Oh, I say, old bean! Pip pip, cheerio, and all that, what what?
So, theres this....guy.....we'll call him Merlock Molmes, who liked to solve crimes and use cocaine. Most people who have read the books, or seen the Basil Rathborne version of him will typically picture him with a magnifying glass, looking for evidence.
But, why use a magnifying glass?
Well, how else are you supposed to portray someone looking for fingerprints?
Fingerprints are a part of us. We're born with them and we keep them until we die. And, even though we go through several layers of skin a week, our finger prints never change.
For a long time, finger prints were known to be unique. As early as 2,000 BCE, people were using finger prints to sign contracts to prevent forgery, and as far back as King Hammurabi, 1,700 BCE, finger prints were being collected off people who were arrested. By 650 CE, the Chinese had figured out that no two finger prints are alike.
For the most part, however, finger prints were used to stop fraud, not for crime fighting. That's because it was so difficult to collect the evidence, as opposed to placing your print in clay, or with ink and then comparing it.
In 1858, Sir William James Herschel started finger printing in India to identify english pensioners so their relatives couldn't keep collecting money after they died. He also started finger printing those who were convicted of a crime and sent to prison.
In 1863, a professor at the medical school Val De Grace, Paul-Jean Coulier, discovered iodine fumes would reveal finger prints on paper.
In 1879, an Argentinian police officer came up with a way to record and associate them with the current method of identifying people with photographs. He used his knowledge in 1892 to gain a confession from a murderer by proving it was her bloody thumb print found at the crime scene.
In 1902, the NYPD was the first agency to base both their arrest, charges, and gained a conviction, on finger print evidence.
Today, finger prints are being used more and more for things like, accessing your electronics, gaining access to a building, identifying yourself and even checking books out of a library.
Not happy to let it sit with just finger prints, scientists discovered that heel prints, retina scans and even tongue prints are all unique to an individual. And in animals, nose prints are unique to the animal.

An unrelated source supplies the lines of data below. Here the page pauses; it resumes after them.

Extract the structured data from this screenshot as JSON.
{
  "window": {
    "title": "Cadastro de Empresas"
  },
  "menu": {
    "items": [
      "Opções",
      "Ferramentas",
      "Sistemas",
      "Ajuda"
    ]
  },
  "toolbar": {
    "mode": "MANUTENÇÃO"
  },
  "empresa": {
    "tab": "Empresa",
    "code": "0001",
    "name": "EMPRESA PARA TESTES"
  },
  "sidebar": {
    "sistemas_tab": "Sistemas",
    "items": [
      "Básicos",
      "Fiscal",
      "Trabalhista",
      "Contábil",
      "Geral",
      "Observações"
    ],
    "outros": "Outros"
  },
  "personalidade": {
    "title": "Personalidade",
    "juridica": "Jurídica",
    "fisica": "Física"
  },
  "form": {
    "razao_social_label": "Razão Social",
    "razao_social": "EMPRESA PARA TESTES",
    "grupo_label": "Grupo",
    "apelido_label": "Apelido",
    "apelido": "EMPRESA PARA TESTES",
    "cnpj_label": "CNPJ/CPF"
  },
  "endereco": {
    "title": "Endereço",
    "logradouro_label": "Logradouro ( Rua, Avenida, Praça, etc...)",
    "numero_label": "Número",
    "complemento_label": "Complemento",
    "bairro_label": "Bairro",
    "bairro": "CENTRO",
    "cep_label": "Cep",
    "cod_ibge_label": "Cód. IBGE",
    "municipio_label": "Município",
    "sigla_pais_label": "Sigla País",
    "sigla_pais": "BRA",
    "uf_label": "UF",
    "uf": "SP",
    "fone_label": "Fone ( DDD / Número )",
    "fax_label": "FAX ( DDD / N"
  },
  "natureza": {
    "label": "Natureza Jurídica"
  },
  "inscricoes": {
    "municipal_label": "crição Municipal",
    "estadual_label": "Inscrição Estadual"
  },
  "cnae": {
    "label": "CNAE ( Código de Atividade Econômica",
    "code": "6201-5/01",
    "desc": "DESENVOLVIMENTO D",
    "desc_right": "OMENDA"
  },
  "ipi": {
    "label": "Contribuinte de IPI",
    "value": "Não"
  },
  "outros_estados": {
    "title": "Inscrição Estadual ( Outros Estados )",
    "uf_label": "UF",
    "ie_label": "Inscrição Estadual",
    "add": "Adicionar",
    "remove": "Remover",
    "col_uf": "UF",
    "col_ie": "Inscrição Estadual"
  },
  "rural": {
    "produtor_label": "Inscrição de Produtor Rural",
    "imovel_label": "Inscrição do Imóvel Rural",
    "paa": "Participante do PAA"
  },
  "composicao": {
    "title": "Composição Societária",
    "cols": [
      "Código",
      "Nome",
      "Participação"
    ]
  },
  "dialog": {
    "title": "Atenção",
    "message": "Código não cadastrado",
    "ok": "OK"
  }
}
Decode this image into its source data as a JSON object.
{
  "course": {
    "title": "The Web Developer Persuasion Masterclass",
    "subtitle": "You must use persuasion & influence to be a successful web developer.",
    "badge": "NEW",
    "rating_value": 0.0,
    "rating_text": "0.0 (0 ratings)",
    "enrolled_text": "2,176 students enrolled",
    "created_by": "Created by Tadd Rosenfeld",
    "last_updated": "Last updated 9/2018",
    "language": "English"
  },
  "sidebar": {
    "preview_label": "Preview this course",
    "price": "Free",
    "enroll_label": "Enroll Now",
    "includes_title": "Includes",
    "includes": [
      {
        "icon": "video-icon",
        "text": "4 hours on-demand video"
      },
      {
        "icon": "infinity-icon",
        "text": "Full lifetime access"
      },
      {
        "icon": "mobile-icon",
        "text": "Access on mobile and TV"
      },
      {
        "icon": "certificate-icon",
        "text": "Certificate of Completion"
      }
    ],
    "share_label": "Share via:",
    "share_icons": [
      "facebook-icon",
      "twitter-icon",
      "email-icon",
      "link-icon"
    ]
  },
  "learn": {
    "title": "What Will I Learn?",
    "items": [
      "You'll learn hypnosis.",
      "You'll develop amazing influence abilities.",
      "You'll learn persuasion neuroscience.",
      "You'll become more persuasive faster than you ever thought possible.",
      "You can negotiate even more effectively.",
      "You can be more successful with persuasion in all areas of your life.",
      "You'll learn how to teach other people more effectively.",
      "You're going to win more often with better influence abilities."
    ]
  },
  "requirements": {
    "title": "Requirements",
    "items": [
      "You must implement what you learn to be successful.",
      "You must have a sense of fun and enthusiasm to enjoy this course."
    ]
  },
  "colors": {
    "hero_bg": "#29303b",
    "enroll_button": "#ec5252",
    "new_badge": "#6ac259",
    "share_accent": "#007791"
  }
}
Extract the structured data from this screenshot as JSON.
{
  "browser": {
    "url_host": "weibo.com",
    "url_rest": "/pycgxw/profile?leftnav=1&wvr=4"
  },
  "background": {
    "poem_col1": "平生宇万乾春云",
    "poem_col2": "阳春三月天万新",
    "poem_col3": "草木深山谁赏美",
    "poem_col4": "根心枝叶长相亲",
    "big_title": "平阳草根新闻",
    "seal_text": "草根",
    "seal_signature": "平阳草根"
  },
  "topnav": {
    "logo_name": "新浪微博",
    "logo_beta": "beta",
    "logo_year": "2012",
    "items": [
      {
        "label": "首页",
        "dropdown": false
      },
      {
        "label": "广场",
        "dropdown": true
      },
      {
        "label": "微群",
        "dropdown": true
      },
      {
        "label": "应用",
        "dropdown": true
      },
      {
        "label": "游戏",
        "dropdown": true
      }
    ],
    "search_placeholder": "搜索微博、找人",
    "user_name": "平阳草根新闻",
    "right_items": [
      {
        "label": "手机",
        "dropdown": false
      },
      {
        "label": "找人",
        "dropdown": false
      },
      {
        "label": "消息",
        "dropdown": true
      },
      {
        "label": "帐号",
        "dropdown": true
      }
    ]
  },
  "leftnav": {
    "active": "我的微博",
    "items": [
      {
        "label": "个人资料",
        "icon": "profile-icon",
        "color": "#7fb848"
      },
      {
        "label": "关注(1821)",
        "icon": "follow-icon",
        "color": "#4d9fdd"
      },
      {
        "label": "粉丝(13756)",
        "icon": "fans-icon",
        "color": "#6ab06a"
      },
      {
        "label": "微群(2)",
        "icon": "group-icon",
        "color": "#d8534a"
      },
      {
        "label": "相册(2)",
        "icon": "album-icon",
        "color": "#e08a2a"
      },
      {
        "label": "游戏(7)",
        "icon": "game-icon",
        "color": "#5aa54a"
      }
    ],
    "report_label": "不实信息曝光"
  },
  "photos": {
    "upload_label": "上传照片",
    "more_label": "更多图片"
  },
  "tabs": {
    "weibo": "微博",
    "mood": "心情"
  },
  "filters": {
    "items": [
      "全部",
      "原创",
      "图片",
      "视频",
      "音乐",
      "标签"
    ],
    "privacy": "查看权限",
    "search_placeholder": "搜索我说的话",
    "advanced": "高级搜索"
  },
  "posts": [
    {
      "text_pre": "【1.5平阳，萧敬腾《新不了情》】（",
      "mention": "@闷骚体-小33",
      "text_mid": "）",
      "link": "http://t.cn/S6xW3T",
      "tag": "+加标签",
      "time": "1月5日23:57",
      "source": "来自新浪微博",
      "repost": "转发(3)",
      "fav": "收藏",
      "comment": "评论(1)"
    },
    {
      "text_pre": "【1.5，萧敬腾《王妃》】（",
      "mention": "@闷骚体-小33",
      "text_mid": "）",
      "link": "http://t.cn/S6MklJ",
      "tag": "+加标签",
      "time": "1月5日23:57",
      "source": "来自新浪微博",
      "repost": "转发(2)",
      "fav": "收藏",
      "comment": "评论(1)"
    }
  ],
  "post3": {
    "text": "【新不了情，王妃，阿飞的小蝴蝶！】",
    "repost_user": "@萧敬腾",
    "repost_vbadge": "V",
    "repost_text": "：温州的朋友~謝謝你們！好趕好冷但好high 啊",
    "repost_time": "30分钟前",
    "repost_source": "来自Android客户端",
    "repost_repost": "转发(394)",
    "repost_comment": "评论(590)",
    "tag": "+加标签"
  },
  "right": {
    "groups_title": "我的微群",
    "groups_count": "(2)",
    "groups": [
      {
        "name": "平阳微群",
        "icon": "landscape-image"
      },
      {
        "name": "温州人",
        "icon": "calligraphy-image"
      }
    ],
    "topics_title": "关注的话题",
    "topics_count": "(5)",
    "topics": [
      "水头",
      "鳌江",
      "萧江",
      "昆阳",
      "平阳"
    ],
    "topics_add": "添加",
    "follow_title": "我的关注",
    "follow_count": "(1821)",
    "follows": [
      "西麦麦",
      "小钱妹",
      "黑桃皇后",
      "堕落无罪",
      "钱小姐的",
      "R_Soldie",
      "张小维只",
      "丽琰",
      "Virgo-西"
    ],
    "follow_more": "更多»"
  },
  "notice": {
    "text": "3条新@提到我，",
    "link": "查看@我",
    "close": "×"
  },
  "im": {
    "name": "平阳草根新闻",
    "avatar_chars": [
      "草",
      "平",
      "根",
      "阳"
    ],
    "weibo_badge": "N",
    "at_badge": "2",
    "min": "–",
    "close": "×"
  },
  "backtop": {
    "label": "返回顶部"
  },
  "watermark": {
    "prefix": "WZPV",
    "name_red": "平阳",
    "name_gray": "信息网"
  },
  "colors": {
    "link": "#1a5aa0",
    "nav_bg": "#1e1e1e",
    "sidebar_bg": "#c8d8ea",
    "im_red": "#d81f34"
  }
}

So, don't be surprised if someday, you get arrested for something, and the police ask you to place your tongue on the scanner.